The federal data infrastructure is the informational system bedrock that supports our nation. It consists of a large, decentralized network of statistical agencies, units, and programs that work together to gather, share, and report information about a variety of subjects. These include measuring the economy, counting the population, monitoring public safety, and tracking student learning. Just like our nation’s physical infrastructure, data infrastructure supports American commerce, security, and democracy.
Policymakers use federal statistics to determine representation in the US House of Representatives and state legislatures, guide more than $1.5 trillion annually in federal assistance, respond to natural disasters, and enforce the Voting Rights Act.
Private Businesses use federal statistics to decide where to place a new plant or open a new outlet and even how to stock a store. The data helps them understand commercial markets, proximity to transportation, availability of talent, population, and demographics.
Citizens use federal statistics to find a school or university, choose the best curricula for their children, inform career decisions, find a job, and even check the weather.
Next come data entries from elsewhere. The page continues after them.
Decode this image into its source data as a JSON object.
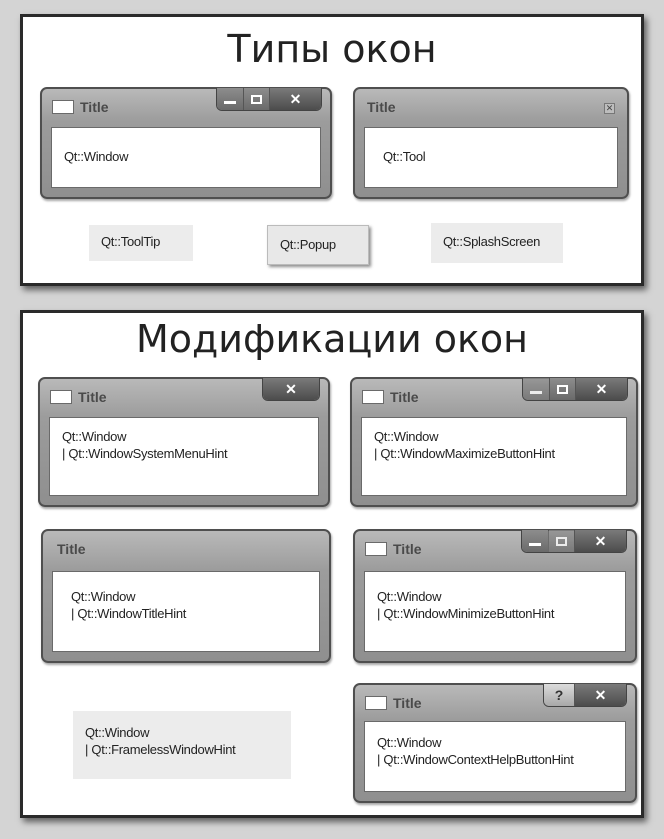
{
  "types_panel": {
    "title": "Типы окон",
    "windows": {
      "window": {
        "title": "Title",
        "body": "Qt::Window",
        "controls": [
          "minimize-icon",
          "maximize-icon",
          "close-icon"
        ]
      },
      "tool": {
        "title": "Title",
        "body": "Qt::Tool",
        "controls": [
          "close-icon"
        ]
      }
    },
    "labels": {
      "tooltip": "Qt::ToolTip",
      "popup": "Qt::Popup",
      "splash": "Qt::SplashScreen"
    }
  },
  "mods_panel": {
    "title": "Модификации окон",
    "windows": {
      "system_menu": {
        "title": "Title",
        "line1": "Qt::Window",
        "line2": "| Qt::WindowSystemMenuHint",
        "controls": [
          "close-icon"
        ]
      },
      "maximize": {
        "title": "Title",
        "line1": "Qt::Window",
        "line2": "| Qt::WindowMaximizeButtonHint",
        "controls": [
          "minimize-icon",
          "maximize-icon",
          "close-icon"
        ]
      },
      "title_hint": {
        "title": "Title",
        "line1": "Qt::Window",
        "line2": "| Qt::WindowTitleHint",
        "controls": []
      },
      "minimize": {
        "title": "Title",
        "line1": "Qt::Window",
        "line2": "| Qt::WindowMinimizeButtonHint",
        "controls": [
          "minimize-icon",
          "maximize-icon",
          "close-icon"
        ]
      },
      "context_help": {
        "title": "Title",
        "line1": "Qt::Window",
        "line2": "| Qt::WindowContextHelpButtonHint",
        "controls": [
          "help-icon",
          "close-icon"
        ]
      }
    },
    "frameless": {
      "line1": "Qt::Window",
      "line2": "| Qt::FramelessWindowHint"
    }
  },
  "glyphs": {
    "close": "✕",
    "help": "?"
  }
}
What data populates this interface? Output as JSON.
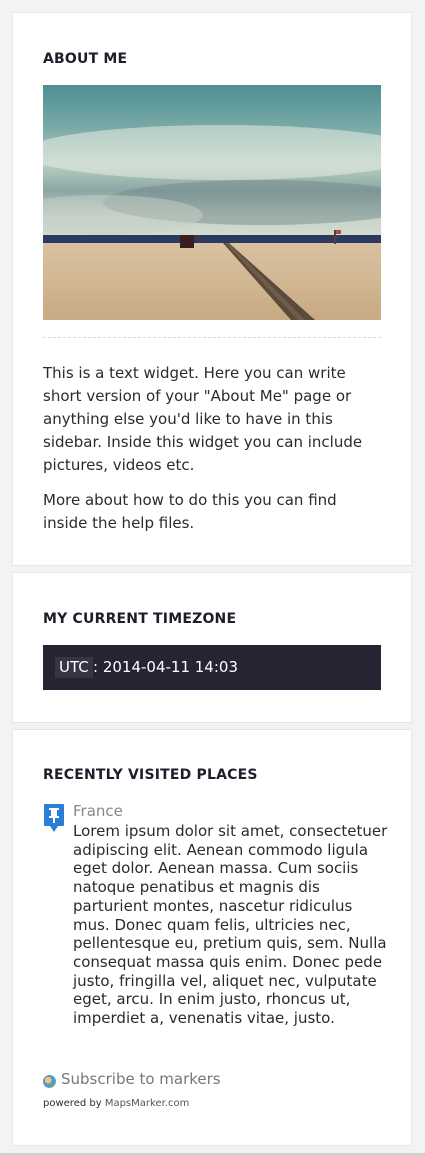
{
  "about": {
    "title": "ABOUT ME",
    "paragraph1": "This is a text widget. Here you can write short version of your \"About Me\" page or anything else you'd like to have in this sidebar. Inside this widget you can include pictures, videos etc.",
    "paragraph2": "More about how to do this you can find inside the help files."
  },
  "timezone": {
    "title": "MY CURRENT TIMEZONE",
    "zone_label": "UTC",
    "value": ": 2014-04-11 14:03"
  },
  "places": {
    "title": "RECENTLY VISITED PLACES",
    "marker_icon": "map-pin-icon",
    "items": [
      {
        "name": "France",
        "text": "Lorem ipsum dolor sit amet, consectetuer adipiscing elit. Aenean commodo ligula eget dolor. Aenean massa. Cum sociis natoque penatibus et magnis dis parturient montes, nascetur ridiculus mus. Donec quam felis, ultricies nec, pellentesque eu, pretium quis, sem. Nulla consequat massa quis enim. Donec pede justo, fringilla vel, aliquet nec, vulputate eget, arcu. In enim justo, rhoncus ut, imperdiet a, venenatis vitae, justo."
      }
    ],
    "subscribe_label": "Subscribe to markers",
    "powered_prefix": "powered by",
    "powered_link": "MapsMarker.com"
  },
  "colors": {
    "timezone_bar": "#252432",
    "pin_blue": "#2a7fd4"
  }
}
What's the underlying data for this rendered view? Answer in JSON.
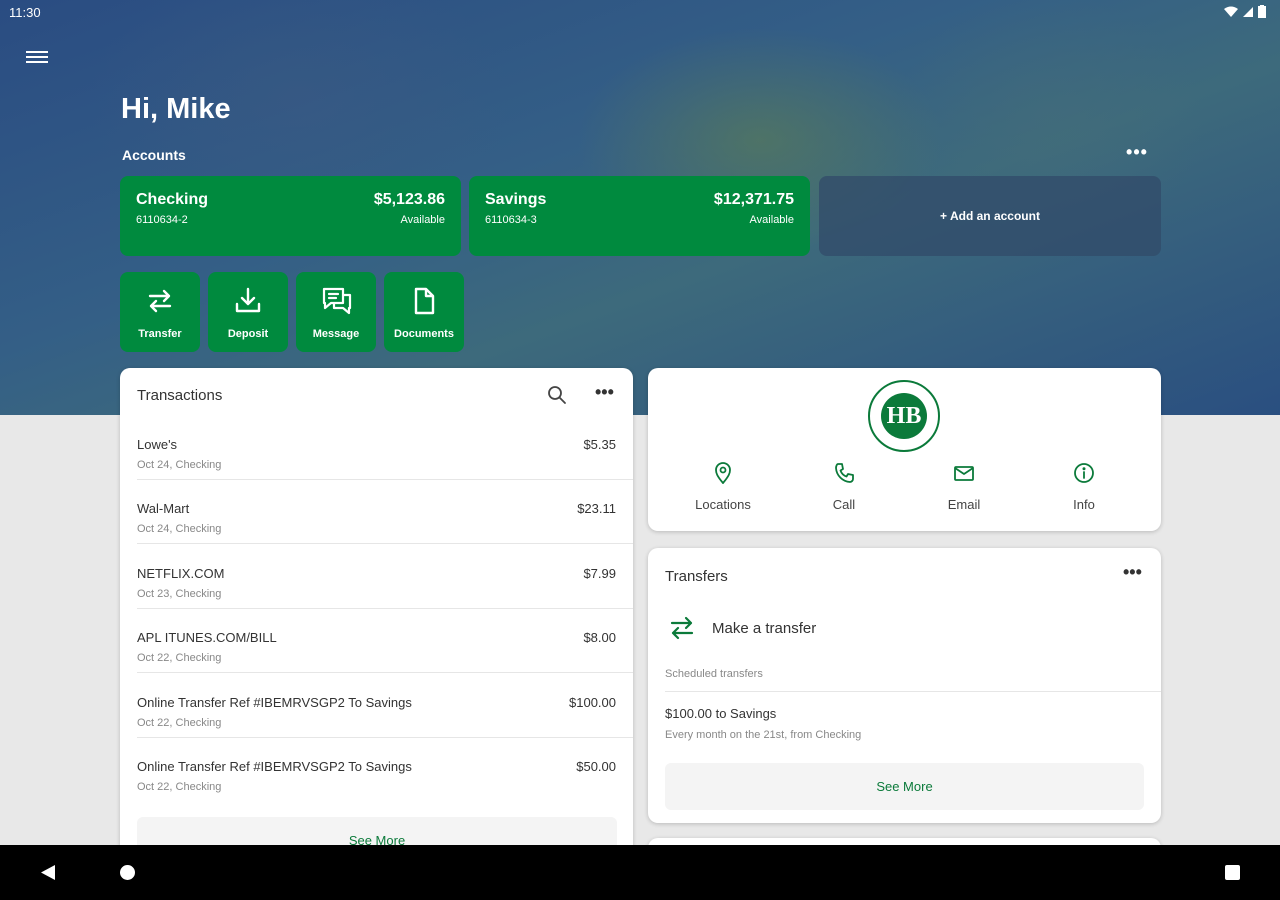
{
  "status": {
    "time": "11:30"
  },
  "header": {
    "greeting": "Hi, Mike",
    "accounts_label": "Accounts",
    "more_label": "•••"
  },
  "accounts": [
    {
      "name": "Checking",
      "number": "6110634-2",
      "balance": "$5,123.86",
      "balance_label": "Available"
    },
    {
      "name": "Savings",
      "number": "6110634-3",
      "balance": "$12,371.75",
      "balance_label": "Available"
    }
  ],
  "add_account_label": "+ Add an account",
  "quick_actions": [
    {
      "label": "Transfer",
      "icon": "transfer-icon"
    },
    {
      "label": "Deposit",
      "icon": "deposit-icon"
    },
    {
      "label": "Message",
      "icon": "message-icon"
    },
    {
      "label": "Documents",
      "icon": "document-icon"
    }
  ],
  "transactions": {
    "title": "Transactions",
    "items": [
      {
        "description": "Lowe's",
        "date_account": "Oct 24, Checking",
        "amount": "$5.35"
      },
      {
        "description": "Wal-Mart",
        "date_account": "Oct 24, Checking",
        "amount": "$23.11"
      },
      {
        "description": "NETFLIX.COM",
        "date_account": "Oct 23, Checking",
        "amount": "$7.99"
      },
      {
        "description": "APL ITUNES.COM/BILL",
        "date_account": "Oct 22, Checking",
        "amount": "$8.00"
      },
      {
        "description": "Online Transfer Ref #IBEMRVSGP2 To Savings",
        "date_account": "Oct 22, Checking",
        "amount": "$100.00"
      },
      {
        "description": "Online Transfer Ref #IBEMRVSGP2 To Savings",
        "date_account": "Oct 22, Checking",
        "amount": "$50.00"
      }
    ],
    "see_more": "See More"
  },
  "bank": {
    "logo_text": "HB",
    "actions": [
      {
        "label": "Locations",
        "icon": "location-pin-icon"
      },
      {
        "label": "Call",
        "icon": "phone-icon"
      },
      {
        "label": "Email",
        "icon": "email-icon"
      },
      {
        "label": "Info",
        "icon": "info-icon"
      }
    ]
  },
  "transfers": {
    "title": "Transfers",
    "make_transfer": "Make a transfer",
    "scheduled_label": "Scheduled transfers",
    "scheduled_item": "$100.00 to Savings",
    "scheduled_detail": "Every month on the 21st, from Checking",
    "see_more": "See More"
  },
  "colors": {
    "brand_green": "#008a3e",
    "accent_green": "#0b7a3a",
    "hero_blue": "#2a4c82"
  }
}
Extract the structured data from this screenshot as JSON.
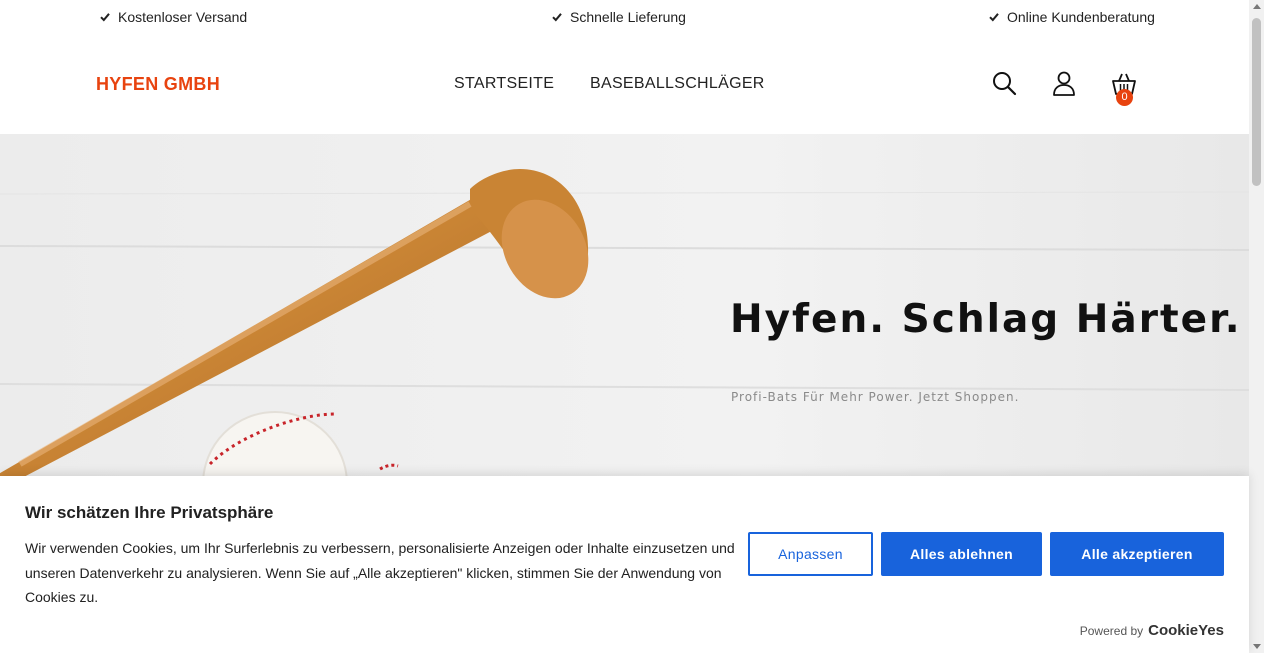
{
  "usp": [
    {
      "label": "Kostenloser Versand"
    },
    {
      "label": "Schnelle Lieferung"
    },
    {
      "label": "Online Kundenberatung"
    }
  ],
  "header": {
    "logo": "HYFEN GMBH",
    "nav": [
      {
        "label": "STARTSEITE"
      },
      {
        "label": "BASEBALLSCHLÄGER"
      }
    ],
    "icons": [
      "search-icon",
      "user-icon",
      "cart-icon"
    ],
    "cart_count": "0"
  },
  "hero": {
    "title": "Hyfen. Schlag Härter.",
    "subtitle": "Profi-Bats Für Mehr Power. Jetzt Shoppen."
  },
  "cookie": {
    "title": "Wir schätzen Ihre Privatsphäre",
    "text": "Wir verwenden Cookies, um Ihr Surferlebnis zu verbessern, personalisierte Anzeigen oder Inhalte einzusetzen und unseren Datenverkehr zu analysieren. Wenn Sie auf „Alle akzeptieren\" klicken, stimmen Sie der Anwendung von Cookies zu.",
    "customize_label": "Anpassen",
    "reject_label": "Alles ablehnen",
    "accept_label": "Alle akzeptieren",
    "powered_by": "Powered by",
    "brand": "CookieYes"
  },
  "colors": {
    "accent": "#e8430f",
    "button_blue": "#1863dc"
  }
}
The backbone of the US data infrastructure is the 13 principal federal statistical agencies that deliver objective, reliable data. This data is vital, since alternative data sources such as private sector surveys and administrative data cannot guarantee the accuracy and coverage of the broader population. Federal statistics can.